Washington, D.C., Makes Improvements on HIV/AIDS Efforts, but More Work to Be Done, Report Finds; District Expands STD Testing Pilot Program for Students
August 5, 2009
The fifth annual report card from the Washington, D.C.,-based Appleseed Center for Law and Justice examining the district's response to HIV gives the city "high marks for rapid testing, interagency coordination, surveillance and fighting the disease in the D.C. Jail," but finds that the city falls short in other areas, the Washington Examiner reports (Neibauer, 8/5). "The government also received above-average grades for leadership, managing grants to groups that help people with the illness, and monitoring the effectiveness of those programs," the Washington Post reports. However, "While Mayor Fenty and his administration deserve recognition for the continued support of ... numerous [HIV/AIDS Administration] initiatives, his public appearances and statements about the epidemic have fallen short of his enthusiasm for action inside the government," the report said. The report added that the district could do more to address HIV and recommended that HAA assess whether the improvements they have made are reducing the spread of the virus, the Post reports (Fears, 8/5).

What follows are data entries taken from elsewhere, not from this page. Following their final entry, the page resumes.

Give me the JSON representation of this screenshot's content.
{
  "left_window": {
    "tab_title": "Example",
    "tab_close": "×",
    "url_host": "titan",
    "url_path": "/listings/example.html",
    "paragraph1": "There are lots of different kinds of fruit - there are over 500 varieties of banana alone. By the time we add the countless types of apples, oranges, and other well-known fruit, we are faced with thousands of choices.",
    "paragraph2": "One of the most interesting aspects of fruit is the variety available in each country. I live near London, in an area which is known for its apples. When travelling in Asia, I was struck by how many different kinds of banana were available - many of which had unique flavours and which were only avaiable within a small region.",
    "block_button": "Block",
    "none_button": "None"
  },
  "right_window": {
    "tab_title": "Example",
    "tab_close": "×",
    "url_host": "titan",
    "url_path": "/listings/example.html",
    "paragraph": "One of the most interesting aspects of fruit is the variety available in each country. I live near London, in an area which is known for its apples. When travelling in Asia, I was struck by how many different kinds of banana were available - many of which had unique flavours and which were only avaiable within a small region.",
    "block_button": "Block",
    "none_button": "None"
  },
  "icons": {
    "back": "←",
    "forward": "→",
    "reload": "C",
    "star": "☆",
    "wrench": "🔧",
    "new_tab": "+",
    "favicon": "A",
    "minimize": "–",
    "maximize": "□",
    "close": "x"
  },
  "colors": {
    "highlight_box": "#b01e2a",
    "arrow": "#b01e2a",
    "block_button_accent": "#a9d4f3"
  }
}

In related news, district officials are expanding a pilot program to all high schools in the coming year that offers tests for sexually transmitted diseases to students, the Post reports. The program began last year at eight local high schools and "found that 13 percent of about 3,000 students tested positive for an STD, mostly gonorrhea or chlamydia, according to the D.C. Department of Health," the article states. Walter Smith, executive director of the D.C. Appleseed Center for Law and Justice, said, "If 13 percent of these students are testing positive for STDs, those same kids could get HIV. A lot needs to be done to get the message out to the schools." The program was praised in D.C. Appleseed's report released today on the district's HIV/AIDS response (Fears/Hernandez, 8/5).
This article was provided by Henry J. Kaiser Family Foundation. It is a part of the publication Kaiser Daily U.S. HIV/AIDS Report. Visit the Kaiser Family Foundation's website to find out more about their activities, publications and services.